And he adds that the same kind of process that he and the research team used to uncover the mechanism of drug resistance in the EGFR signaling network can be done in other powerful cancer-driving signaling networks that are also hampered by drug resistance.
"We need to embrace the complexity we know exists in treating cancer," Weiner says. "It's very complicated, but at least we now know some of the determinants of that difficulty."
Funding for this work was provided by grants from the National Institutes of Health, the Pew Charitable Fund, Fox Chase Cancer Center, the Jeannik Littlefield Award/American Association for Cancer Research, Pennsylvania Tobacco Settlement, research funds from Amgen and a career development award from Genentech. Provisional patents related to the technology that is described in this paper have been filed jointly by Georgetown University and Fox Chase Cancer Center with Astsaturov, Golemis, Weiner and manuscript co-author Ilya Serebriiskii as inventors. Weiner is a member of the Scientific Advisory Board of Merrimack Pharmaceuticals and the Oncology Advisory Boards for Abbott and Johnson & Johnson.
About Lombardi Comprehensive Cancer Center
The Lombardi Comprehensive Cancer Center, part of Georgetown University Medical Center and Georgetown University Hospital, seeks to improve the diagnosis, treatment, and prevention of cancer through innovative basic and clinical research, patient care, community education and outreach, and the training of cancer specialists of the future. Lombardi is one of only 41 comprehensive cancer centers in the nation, as designated by the National Cancer Institute, and the only one in the Washington, DC, area. For more information, go to http://lombardi.georgetown.edu.
About Georgetown University Medical Center
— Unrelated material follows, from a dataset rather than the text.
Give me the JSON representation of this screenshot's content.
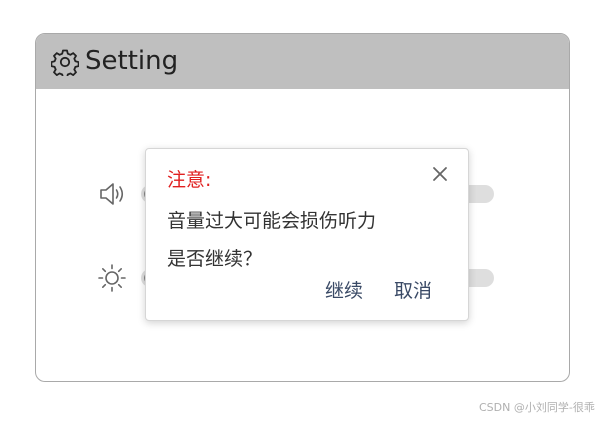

Georgetown University Medical Center is an internationally recognized academic medical center with a three-part mission of research, teaching and patient care (through MedStar Health). GUMC's mission is carried out with a strong emphasis on public service and a dedication to the Catholic, Jesuit principle of cura personalis -- or "care of the whole person." The Medical Center includes the School of Medicine and the School of Nursing and Health Studies, both nationally ranked, the world-renowned Lombardi Comprehensive Cancer Center and the Biomedical Graduate Research Organization (BGRO), home to 60 percent of the university's sponsored research funding.